Manned flights to the International Space Station (ISS), in a three-hour ultra-fast scheme involving twice the Earth, will begin in a year and a half, said Dmitry Rogozin, head of the Russian state space corporation Roscosmos.
"We are planning to repeat the launch of the Progress cargo spacecraft in a two-speed ultracroster scheme next March.
"The flight time is three hours. In a year and a half, we will deliver the cosmonauts and space tourists to the ISS faster than a flight from Moscow to Brussels," Rogozin said. tweeted on Sunday.

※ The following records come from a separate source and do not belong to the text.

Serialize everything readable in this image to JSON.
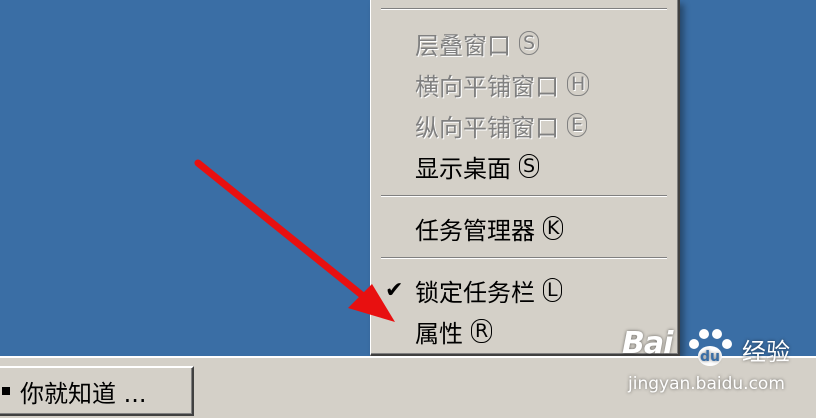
{
  "menu": {
    "items": [
      {
        "label": "层叠窗口",
        "accel": "S",
        "state": "disabled",
        "checked": false
      },
      {
        "label": "横向平铺窗口",
        "accel": "H",
        "state": "disabled",
        "checked": false
      },
      {
        "label": "纵向平铺窗口",
        "accel": "E",
        "state": "disabled",
        "checked": false
      },
      {
        "label": "显示桌面",
        "accel": "S",
        "state": "enabled",
        "checked": false
      },
      {
        "label": "任务管理器",
        "accel": "K",
        "state": "enabled",
        "checked": false
      },
      {
        "label": "锁定任务栏",
        "accel": "L",
        "state": "enabled",
        "checked": true
      },
      {
        "label": "属性",
        "accel": "R",
        "state": "enabled",
        "checked": false
      }
    ]
  },
  "taskbar": {
    "button_label": "你就知道 ..."
  },
  "watermark": {
    "logo": "Bai",
    "logo_tail": "du",
    "cn": "经验",
    "url": "jingyan.baidu.com"
  },
  "colors": {
    "desktop": "#3a6ea5",
    "menu_bg": "#d4d0c8",
    "disabled_text": "#808080",
    "arrow": "#e81010"
  },
  "icons": {
    "check": "checkmark-icon",
    "arrow": "red-arrow-annotation",
    "paw": "baidu-paw-icon"
  }
}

He also confirmed that the next cargo spacecraft would be launched on March 28 under an ultra-fast scheme, Sputnik said.
For decades, spacecraft with crew and cargo usually flew for about 50 hours before reaching the ISS.
In 2013, Russia introduced a six-hour route to the International Space Station, consisting of four orbits.
In early July, the MS-09 Progress spacecraft was the first to be launched on the ISS under the three-hour schedule.
According to Roscosmos, the decision to test the new operating scheme was taken only after the spacecraft was spatial and the necessary conditions were confirmed.
"The two-speed scheme for spacecraft coupling with ISS will be used for the first time in the history of space flights," the agency said.
Coupling with the ISS occurred three hours and 40 minutes after launching the spacecraft nine minutes before the estimated time.
The previous record was five hours and 39 minutes, according to the report.